Hawkes has been working on the robot for seven years. “It started out as a stick with weights and rubber bands,” he said. Nobody would’ve called it a robot at the start of its creation because it didn’t have anything electronic or any motors on it, he recalls. This got him and his colleagues determined to find out, “Just how high can it go?” After many years of work, the robot reached heights as high as 100 feet. Hawkes and his team recorded this on the website Nature on April 23, 2022.

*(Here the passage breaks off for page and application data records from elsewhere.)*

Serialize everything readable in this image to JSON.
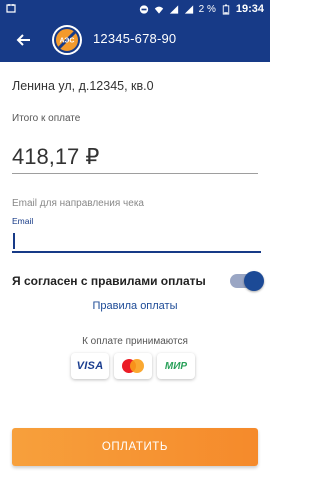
{
  "status_bar": {
    "battery_percent": "2 %",
    "time": "19:34",
    "icons": [
      "notification-icon",
      "vpn-key-icon",
      "wifi-icon",
      "signal-icon",
      "signal-icon",
      "battery-icon"
    ]
  },
  "app_bar": {
    "account_number": "12345-678-90",
    "logo_label": "АЭС",
    "back_icon": "arrow-left-icon"
  },
  "address": "Ленина ул, д.12345, кв.0",
  "total": {
    "label": "Итого к оплате",
    "amount": "418,17 ₽"
  },
  "email": {
    "hint": "Email для направления чека",
    "label": "Email",
    "value": ""
  },
  "agreement": {
    "text": "Я согласен с правилами оплаты",
    "enabled": true
  },
  "rules_link": "Правила оплаты",
  "payment_methods": {
    "title": "К оплате принимаются",
    "visa": "VISA",
    "mir": "МИР"
  },
  "pay_button": "ОПЛАТИТЬ",
  "colors": {
    "primary": "#173a87",
    "accent": "#f7a03c"
  }
}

Various researchers studied how different types of animals jump. Hawkes didn’t want to copy any of the animals so instead, his team learned the types of features of certain animal jumpers and how to find ways around it. Muscles in the body of many animals including humans provide energy for jumping. These muscles pull on stretchy hamstrings that react just like a spring, launching the body high into the air. A muscle can only tense up and release once per jump. Weight is also a factor due to large muscles making the animal or human heavier. Typically, the heavier the animal, the harder it is to move against the force of gravity.
Through a process called work multiplication, engineers can control the robot's jump. A small motor and a large spring are needed to extend the spring and send the robot jumper to high altitudes with a high amount of speed. The spring is necessary due to the fact that one stroke of the motor does not provide sufficient power. However, as more strokes occur, more power is stored in the spring. This collected energy over multiple strokes makes it possible for the robot to jump higher. Hawkes and his team used this method to develop the robots jump and achieve its maximum height.
This new robot has legs that bend in a hoop-like shape. As these legs bend, the rubber bands that are connected to them stretch out. When the robot is ready to take flight, it squats into a round shape. After release, the legs and rubber bands all snap back into a narrow-looking shape. In nine thousandths of a second, it can go up to almost 60 miles an hour – an acceleration that is exceeds what the human body can even handle.
A roboticist at the University of Philadelphia, Pennsylvania commented that “They don’t have any steering at all.” Due to this factor, it can’t sway its direction or peak. The team is working to add steering and has hopes to send the robot to the moon to retrieve samples. “This type of robot could leap into the bottom of a crater, take samples and return to a wheeled rover,” Hawkes says. This new robot has a lot of potential for the future and has already done some amazing things. Though it still needs improvements, Hawkes' team is working with NASA and plans on making it a space explorer for the future.
[Source: ScienceNewsExplores, Elliot Hawkes' Lab]